While it's true it's required for home sellers in many states, counties, and municipalities to disclose certain types of information, prevailing knowledge suggests that the burden of discovery still rests firmly on the buyer. Remember, it's demanding to sell a home, too. Unlike online referral services or the agents that work with them, sellers simply have no incentive to spend very much of their time on tasks like digging up property records.
Why Bother With Due Diligence?
Still, it's important that you research a property's history. Houses often are old and intricate structures with systems that exhibit tendencies to break down.
To find out what issues in a house might be chronic, it helps to work with all parties involved in the pending sale. At any point, you may be working with your agent, the seller, insurance companies, or lenders. Try to find a balance of trust in your agent and due diligence with respect to the property.
A practical note: the period of time designated for due diligence may leave you with several weeks or mere days in which to take such measures as finding a C.L.U.E. report, conducting a home inspection, and going on multiple showings. Whether you're in a time crunch or far from the buying stages, these five avenues will help you check what all has happened under (and to) the roof of that house.
1. Ask The Seller For A C.L.U.E. Report
A C.L.U.E. report details the when, the what, and the how much for insurance events that took place in a house's past. If a tree fell on the garage, for example, the report would tell you when the insurance claim was filed, what happened, and how much money was claimed. These reports issue from a consortium of insurance companies, each of which has agreed to pool information from all documented insurance events.
Again we see an instance where potential home buyers are incentivized to work with the seller. According to law, only homeowners may file for a C.L.U.E. report. Ask any sellers in your search whether they are willing to file for a C.L.U.E. report, and inform them these reports only go back five years and contain no personal information.
2. Make Insurance Inquiries
Another useful step to further the purchase process is to make inquiries from a homeowner's insurance company. Ask the representative to relay both the cost and feasibility for obtaining different types of insurance. If it's unusually expensive or difficult to get any one type of insurance, that indicates some degree of risk with the property.
Take flooding insurance. If you ask for a flood insurance quote and it's shown to be more expensive than is typical, that may indicate one of two main possibilities.
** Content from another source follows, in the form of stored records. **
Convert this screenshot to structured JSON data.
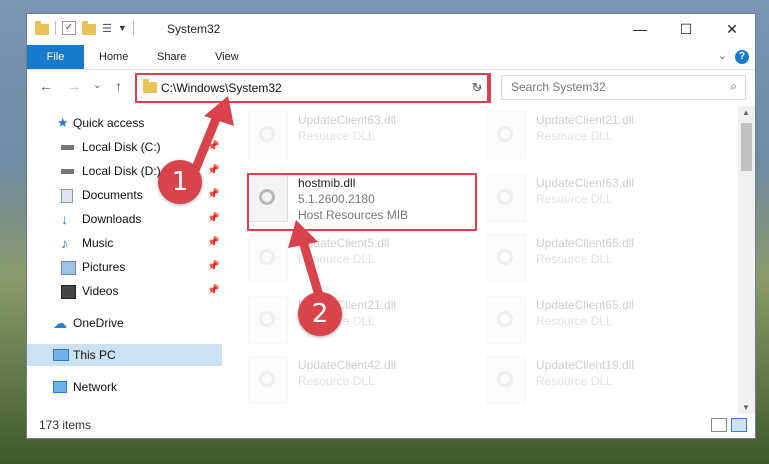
{
  "window": {
    "title": "System32",
    "controls": {
      "minimize": "—",
      "maximize": "☐",
      "close": "✕"
    }
  },
  "ribbon": {
    "tabs": [
      "File",
      "Home",
      "Share",
      "View"
    ],
    "help": "?",
    "collapse_chevron": "⌄"
  },
  "nav": {
    "back": "←",
    "forward": "→",
    "recent": "⌄",
    "up": "↑",
    "address": "C:\\Windows\\System32",
    "address_dropdown": "⌄",
    "refresh": "↻",
    "search_placeholder": "Search System32",
    "search_icon": "⌕"
  },
  "sidebar": {
    "items": [
      {
        "label": "Quick access",
        "icon": "star-icon",
        "pinned": false
      },
      {
        "label": "Local Disk (C:)",
        "icon": "drive-icon",
        "pinned": true
      },
      {
        "label": "Local Disk (D:)",
        "icon": "drive-icon",
        "pinned": true
      },
      {
        "label": "Documents",
        "icon": "documents-icon",
        "pinned": true
      },
      {
        "label": "Downloads",
        "icon": "download-icon",
        "pinned": true
      },
      {
        "label": "Music",
        "icon": "music-icon",
        "pinned": true
      },
      {
        "label": "Pictures",
        "icon": "pictures-icon",
        "pinned": true
      },
      {
        "label": "Videos",
        "icon": "videos-icon",
        "pinned": true
      },
      {
        "label": "OneDrive",
        "icon": "cloud-icon",
        "pinned": false
      },
      {
        "label": "This PC",
        "icon": "computer-icon",
        "pinned": false,
        "selected": true
      },
      {
        "label": "Network",
        "icon": "network-icon",
        "pinned": false
      }
    ],
    "pin_glyph": "📌"
  },
  "files": {
    "left": [
      {
        "name": "UpdateClient63.dll",
        "type": "Resource DLL"
      },
      {
        "name": "hostmib.dll",
        "version": "5.1.2600.2180",
        "description": "Host Resources MIB"
      },
      {
        "name": "UpdateClient5.dll",
        "type": "Resource DLL"
      },
      {
        "name": "UpdateClient21.dll",
        "type": "Resource DLL"
      },
      {
        "name": "UpdateClient42.dll",
        "type": "Resource DLL"
      }
    ],
    "right": [
      {
        "name": "UpdateClient21.dll",
        "type": "Resource DLL"
      },
      {
        "name": "UpdateClient63.dll",
        "type": "Resource DLL"
      },
      {
        "name": "UpdateClient65.dll",
        "type": "Resource DLL"
      },
      {
        "name": "UpdateClient65.dll",
        "type": "Resource DLL"
      },
      {
        "name": "UpdateClient19.dll",
        "type": "Resource DLL"
      }
    ]
  },
  "status": {
    "item_count": "173 items"
  },
  "annotations": {
    "step1": "1",
    "step2": "2",
    "color": "#d9434b"
  }
}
Either the house has sustained significant water damage in the past, or else there is an increased chance the neighborhood will flood in the future.
3. Research The House's Ownership History
Again, there is a lot of property information out there, and much of this is concentrated within the category of ownership. Property reports online at a service such as homedisclosure.com offer a type of information more obtuse than insurance reports: you and your agent will have to work to decipher what's relevant and what's not.
As an aside, sites like homedisclosure.com also archive information about neighborhoods you may find useful early on in your search for a new home. Information available includes metrics on the area school system and statistics covering such areas as population and crime. These snippets can show the outline of a story about the neighborhood surrounding a house.
4. Ask Your Agent For Resources
If you've hired a buyer's agent, this person almost certainly has access to the listed house's MLS data, which can cement such variables as whether the house was recently sold, has been withdrawn and relisted, or spent a while on the market. Beyond that first stratum of information, there also are paid services to which your agent may be subscribed. Paywalls often conceal the final pieces of the proverbial puzzle of home ownership.
5. Check Historical Records
If the house in question is very old, situated in a historic district, or was designed by someone famous, its preservation may be a matter of public record. If you suspect that's the case, visit the local library and comb the archives for photographs and news articles about the house. Town newspapers a century and more ago concerned themselves more than today's with personal matters—like who owns which house.
If questions occur to you about home ownership generally, or if you're in the market for a house right now, you can advance towards your goals by working with a real estate agent. The agents we work with at Clever can uncover information otherwise unavailable which sellers may not even know about. They will work to save you money and secure the best insurance on the property. Find out more by working with a Clever Partner Agent in your area.